Saved data entries:

****************************************

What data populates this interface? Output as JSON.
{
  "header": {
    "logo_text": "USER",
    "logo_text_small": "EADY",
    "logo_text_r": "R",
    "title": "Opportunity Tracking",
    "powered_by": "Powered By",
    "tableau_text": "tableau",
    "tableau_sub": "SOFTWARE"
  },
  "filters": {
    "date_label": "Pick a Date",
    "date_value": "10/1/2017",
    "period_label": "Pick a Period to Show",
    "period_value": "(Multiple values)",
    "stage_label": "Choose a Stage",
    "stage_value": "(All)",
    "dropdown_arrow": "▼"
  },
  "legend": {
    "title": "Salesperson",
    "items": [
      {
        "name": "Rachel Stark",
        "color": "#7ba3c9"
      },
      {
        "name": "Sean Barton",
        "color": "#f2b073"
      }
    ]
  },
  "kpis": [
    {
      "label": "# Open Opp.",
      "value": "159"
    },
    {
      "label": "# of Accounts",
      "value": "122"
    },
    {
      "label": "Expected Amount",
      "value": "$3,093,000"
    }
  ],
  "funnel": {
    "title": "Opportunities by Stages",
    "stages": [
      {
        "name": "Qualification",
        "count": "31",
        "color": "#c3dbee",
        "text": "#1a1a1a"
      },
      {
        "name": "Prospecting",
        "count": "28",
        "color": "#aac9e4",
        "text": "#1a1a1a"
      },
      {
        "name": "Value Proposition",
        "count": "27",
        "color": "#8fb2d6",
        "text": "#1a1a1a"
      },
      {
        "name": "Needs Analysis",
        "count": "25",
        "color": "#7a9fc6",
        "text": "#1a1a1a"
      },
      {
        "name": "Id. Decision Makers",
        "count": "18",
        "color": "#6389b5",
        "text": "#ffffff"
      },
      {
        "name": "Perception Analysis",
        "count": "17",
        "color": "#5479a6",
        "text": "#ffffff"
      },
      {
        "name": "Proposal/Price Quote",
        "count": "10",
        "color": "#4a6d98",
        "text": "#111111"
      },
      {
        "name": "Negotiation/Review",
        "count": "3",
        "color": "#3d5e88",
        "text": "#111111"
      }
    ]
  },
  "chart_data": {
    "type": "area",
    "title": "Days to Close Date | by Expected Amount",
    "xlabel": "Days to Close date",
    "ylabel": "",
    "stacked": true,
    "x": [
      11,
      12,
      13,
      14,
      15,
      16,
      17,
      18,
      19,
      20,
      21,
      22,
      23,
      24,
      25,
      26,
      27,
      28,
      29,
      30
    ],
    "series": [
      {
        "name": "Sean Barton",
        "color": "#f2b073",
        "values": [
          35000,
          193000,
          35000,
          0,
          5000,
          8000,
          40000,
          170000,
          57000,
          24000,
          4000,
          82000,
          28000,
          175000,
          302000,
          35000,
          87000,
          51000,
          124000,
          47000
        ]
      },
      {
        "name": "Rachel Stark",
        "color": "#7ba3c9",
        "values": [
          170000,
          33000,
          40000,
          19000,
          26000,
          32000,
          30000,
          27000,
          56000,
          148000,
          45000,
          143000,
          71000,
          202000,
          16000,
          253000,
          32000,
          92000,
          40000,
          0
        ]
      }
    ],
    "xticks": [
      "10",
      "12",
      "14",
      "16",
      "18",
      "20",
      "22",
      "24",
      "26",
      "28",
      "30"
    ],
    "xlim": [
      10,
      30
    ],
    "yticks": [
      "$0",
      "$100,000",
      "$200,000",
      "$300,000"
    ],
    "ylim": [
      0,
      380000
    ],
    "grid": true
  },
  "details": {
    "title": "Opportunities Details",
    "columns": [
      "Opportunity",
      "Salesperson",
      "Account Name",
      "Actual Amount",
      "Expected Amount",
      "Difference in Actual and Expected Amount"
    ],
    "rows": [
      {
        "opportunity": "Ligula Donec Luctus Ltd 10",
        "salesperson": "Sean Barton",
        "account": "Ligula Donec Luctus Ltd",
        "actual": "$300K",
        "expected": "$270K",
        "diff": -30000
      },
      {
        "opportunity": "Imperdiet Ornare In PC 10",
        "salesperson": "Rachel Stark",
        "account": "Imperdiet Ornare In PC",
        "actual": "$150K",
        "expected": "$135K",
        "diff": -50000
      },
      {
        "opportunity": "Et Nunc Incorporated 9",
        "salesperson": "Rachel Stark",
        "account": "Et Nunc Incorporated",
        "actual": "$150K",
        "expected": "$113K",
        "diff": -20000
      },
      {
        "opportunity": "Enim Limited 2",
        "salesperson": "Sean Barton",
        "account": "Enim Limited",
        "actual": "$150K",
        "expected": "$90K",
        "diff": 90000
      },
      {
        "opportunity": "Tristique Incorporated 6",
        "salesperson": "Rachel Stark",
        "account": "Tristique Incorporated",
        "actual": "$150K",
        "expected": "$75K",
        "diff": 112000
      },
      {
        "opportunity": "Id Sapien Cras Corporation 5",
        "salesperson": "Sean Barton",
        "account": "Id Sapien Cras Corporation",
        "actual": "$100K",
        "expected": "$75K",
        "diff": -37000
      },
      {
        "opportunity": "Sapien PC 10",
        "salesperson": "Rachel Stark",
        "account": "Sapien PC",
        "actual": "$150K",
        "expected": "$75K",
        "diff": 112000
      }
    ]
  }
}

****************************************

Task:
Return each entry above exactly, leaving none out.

Exercise output:
What data populates this interface? Output as JSON.
{
  "header": {
    "logo_text": "USER",
    "logo_text_small": "EADY",
    "logo_text_r": "R",
    "title": "Opportunity Tracking",
    "powered_by": "Powered By",
    "tableau_text": "tableau",
    "tableau_sub": "SOFTWARE"
  },
  "filters": {
    "date_label": "Pick a Date",
    "date_value": "10/1/2017",
    "period_label": "Pick a Period to Show",
    "period_value": "(Multiple values)",
    "stage_label": "Choose a Stage",
    "stage_value": "(All)",
    "dropdown_arrow": "▼"
  },
  "legend": {
    "title": "Salesperson",
    "items": [
      {
        "name": "Rachel Stark",
        "color": "#7ba3c9"
      },
      {
        "name": "Sean Barton",
        "color": "#f2b073"
      }
    ]
  },
  "kpis": [
    {
      "label": "# Open Opp.",
      "value": "159"
    },
    {
      "label": "# of Accounts",
      "value": "122"
    },
    {
      "label": "Expected Amount",
      "value": "$3,093,000"
    }
  ],
  "funnel": {
    "title": "Opportunities by Stages",
    "stages": [
      {
        "name": "Qualification",
        "count": "31",
        "color": "#c3dbee",
        "text": "#1a1a1a"
      },
      {
        "name": "Prospecting",
        "count": "28",
        "color": "#aac9e4",
        "text": "#1a1a1a"
      },
      {
        "name": "Value Proposition",
        "count": "27",
        "color": "#8fb2d6",
        "text": "#1a1a1a"
      },
      {
        "name": "Needs Analysis",
        "count": "25",
        "color": "#7a9fc6",
        "text": "#1a1a1a"
      },
      {
        "name": "Id. Decision Makers",
        "count": "18",
        "color": "#6389b5",
        "text": "#ffffff"
      },
      {
        "name": "Perception Analysis",
        "count": "17",
        "color": "#5479a6",
        "text": "#ffffff"
      },
      {
        "name": "Proposal/Price Quote",
        "count": "10",
        "color": "#4a6d98",
        "text": "#111111"
      },
      {
        "name": "Negotiation/Review",
        "count": "3",
        "color": "#3d5e88",
        "text": "#111111"
      }
    ]
  },
  "chart_data": {
    "type": "area",
    "title": "Days to Close Date | by Expected Amount",
    "xlabel": "Days to Close date",
    "ylabel": "",
    "stacked": true,
    "x": [
      11,
      12,
      13,
      14,
      15,
      16,
      17,
      18,
      19,
      20,
      21,
      22,
      23,
      24,
      25,
      26,
      27,
      28,
      29,
      30
    ],
    "series": [
      {
        "name": "Sean Barton",
        "color": "#f2b073",
        "values": [
          35000,
          193000,
          35000,
          0,
          5000,
          8000,
          40000,
          170000,
          57000,
          24000,
          4000,
          82000,
          28000,
          175000,
          302000,
          35000,
          87000,
          51000,
          124000,
          47000
        ]
      },
      {
        "name": "Rachel Stark",
        "color": "#7ba3c9",
        "values": [
          170000,
          33000,
          40000,
          19000,
          26000,
          32000,
          30000,
          27000,
          56000,
          148000,
          45000,
          143000,
          71000,
          202000,
          16000,
          253000,
          32000,
          92000,
          40000,
          0
        ]
      }
    ],
    "xticks": [
      "10",
      "12",
      "14",
      "16",
      "18",
      "20",
      "22",
      "24",
      "26",
      "28",
      "30"
    ],
    "xlim": [
      10,
      30
    ],
    "yticks": [
      "$0",
      "$100,000",
      "$200,000",
      "$300,000"
    ],
    "ylim": [
      0,
      380000
    ],
    "grid": true
  },
  "details": {
    "title": "Opportunities Details",
    "columns": [
      "Opportunity",
      "Salesperson",
      "Account Name",
      "Actual Amount",
      "Expected Amount",
      "Difference in Actual and Expected Amount"
    ],
    "rows": [
      {
        "opportunity": "Ligula Donec Luctus Ltd 10",
        "salesperson": "Sean Barton",
        "account": "Ligula Donec Luctus Ltd",
        "actual": "$300K",
        "expected": "$270K",
        "diff": -30000
      },
      {
        "opportunity": "Imperdiet Ornare In PC 10",
        "salesperson": "Rachel Stark",
        "account": "Imperdiet Ornare In PC",
        "actual": "$150K",
        "expected": "$135K",
        "diff": -50000
      },
      {
        "opportunity": "Et Nunc Incorporated 9",
        "salesperson": "Rachel Stark",
        "account": "Et Nunc Incorporated",
        "actual": "$150K",
        "expected": "$113K",
        "diff": -20000
      },
      {
        "opportunity": "Enim Limited 2",
        "salesperson": "Sean Barton",
        "account": "Enim Limited",
        "actual": "$150K",
        "expected": "$90K",
        "diff": 90000
      },
      {
        "opportunity": "Tristique Incorporated 6",
        "salesperson": "Rachel Stark",
        "account": "Tristique Incorporated",
        "actual": "$150K",
        "expected": "$75K",
        "diff": 112000
      },
      {
        "opportunity": "Id Sapien Cras Corporation 5",
        "salesperson": "Sean Barton",
        "account": "Id Sapien Cras Corporation",
        "actual": "$100K",
        "expected": "$75K",
        "diff": -37000
      },
      {
        "opportunity": "Sapien PC 10",
        "salesperson": "Rachel Stark",
        "account": "Sapien PC",
        "actual": "$150K",
        "expected": "$75K",
        "diff": 112000
      }
    ]
  }
}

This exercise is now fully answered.